Some Michigan hunters are just learning today that they won’t be able to bag as many deer this year as they have in the past.
Firearms deer season begins tomorrow. The day before the start of firearms deer season is usually the busiest day at retailers who sell hunting licenses.
The state has reduced the number of antlerless deer licenses because of a viral disease, known as Epizootic Hemorrhagic Disease or EHD. The disease has been present in Michigan for decades. But this year, weather conditions led to an unusually early outbreak of the disease. State officials have confirmed more than 13 thousand Michigan deer in more than 30 counties have died of EHD.
Russ Mason is the state Wildlife Division Chief. He says many hunters don’t know much about the disease, which may have killed as many as 50 thousand deer this fall.
“The reason for that is the outbreak was in western and central lower peninsula…not the east,” says Mason, “Guys on the east side …..they got no idea what’s going on…because it hasn’t gotten a lot of coverage. Guys in the central and western lower peninsula pretty acutely aware.”
Last week, state officials decided to cut in half the number of permits hunters could get. Mason says the hope is, by taking fewer does this year, hunters can help southern Michigan’s depleted deer herds rebound from the outbreak.
Deer hunting is a half-billion dollar industry in Michigan.

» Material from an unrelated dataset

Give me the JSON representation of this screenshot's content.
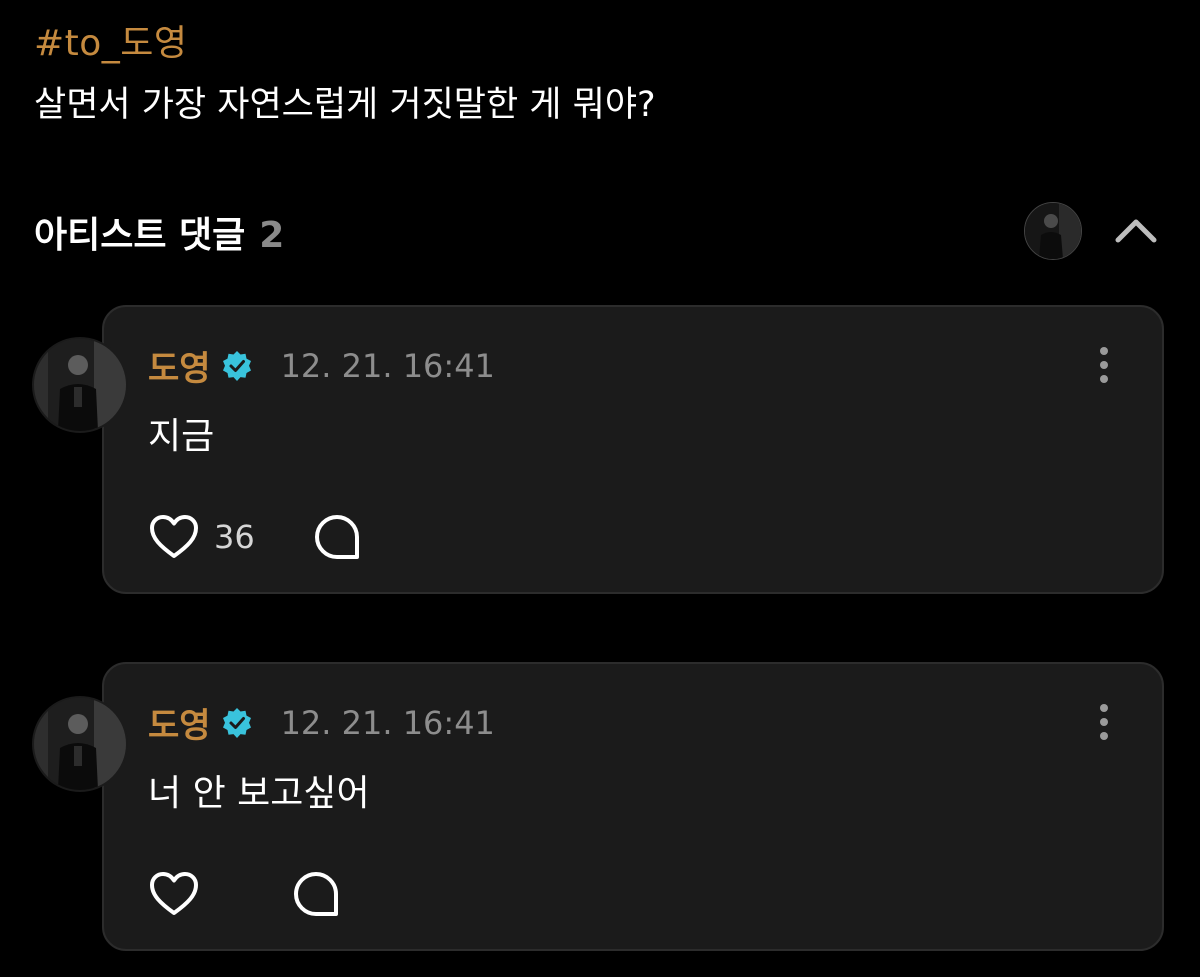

Mason doesn't think the deer deaths or the reduction in hunting permits will have a big effect on the industry.